In the evening of September 12, 2019, at 7:09 PM, the WIV published a procurement announcement for “security services” at the WNBL, to include gatekeepers, guards, video surveillance, security patrols, and people to handle the “registration and reception of foreign personnel” at the WNBL. The budget provided was in excess of $1.2 million. This layer of security further suggests concealment of whatever was happening in the lab.
In September through October 2019, there was a spike in activity at the WIV, as the parking lot volume at hospitals surrounding the WIV headquarters and the shuttle stop for the WNBL steadily increased until they reached the highest levels in two and a half years, indicating that people were becoming disproportionately ill. This was determined through satellite imagery analysis by researchers from Boston University School of Public Health, Boston Children’s Hospital, and Harvard Medical School. At the same time, online searches for COVID-19 related symptoms “cough” and “diarrhea” in Wuhan spiked. This all occurred before the first reported cases of COVID-19.
In October 2019, foreign athletes attended the Military World Games in Wuhan. Following their competitions, these athletes became sick with COVID-19 like symptoms, both in China and when they returned to their countries. When the foreign athletes were in Wuhan, one from Luxembourg claimed it was a “ghost town” while another said, “[t]his was a city of 15 million people that was in lockdown.” Both quotes suggest that the CCP had forced its citizens into a lockdown and thereby knew about COVID-19 at least by October 2019. Because at least four countries that sent athletes to compete in Wuhan had confirmed SARS-CoV-2 or COVID-19 cases in November and December 2019, the report suggests that the Military World Games may have been one of the first “super-spreader” events in the pandemic.
And finally, in early 2020 or possibly late 2019, PLA Major General Chen Wei arrived in Wuhan and took over the WNBL’s BSL-4 lab. Wei is an expert in biology and chemical weapons defenses. Until late 2019, Dr. Yuan Zhiming, a local CCP leader, managed the BSL-4 lab. The timing of General Chen’s takeover suggests that the CCP was concerned about the lab, and General Chen’s high profile suggests that the CCP was in fact very concerned about the lab. General Chen’s posting also suggests that the CCP knew about COVID-19 earlier and that the outbreak began earlier than was publically reported.
With this evidence and more, the report concluded a preponderance of evidence points to the fact that SARS-CoV-2 was accidentally released from a WIV laboratory sometime prior to September 12, 2019. The WIV had been working on novel and genetically modified coronaviruses in at least 2018 through 2019. Through poor safety protocols the WIV, such a virus could have then been accidentally released out of the lab, through Wuhan and then internationally through the Military World Games.

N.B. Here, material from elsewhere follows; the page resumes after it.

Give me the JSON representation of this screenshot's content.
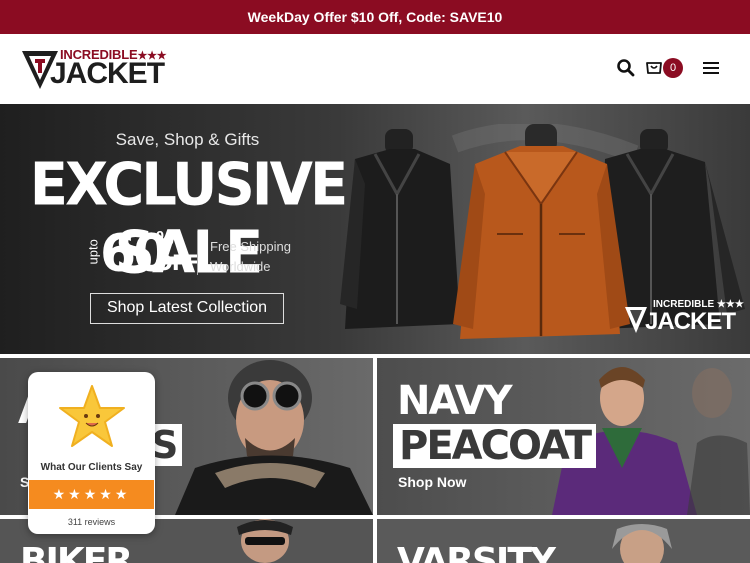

The report concluded that it is incumbent on the United States and its allies to hold the CCP accountable to make sure that such a pandemic can never happen again.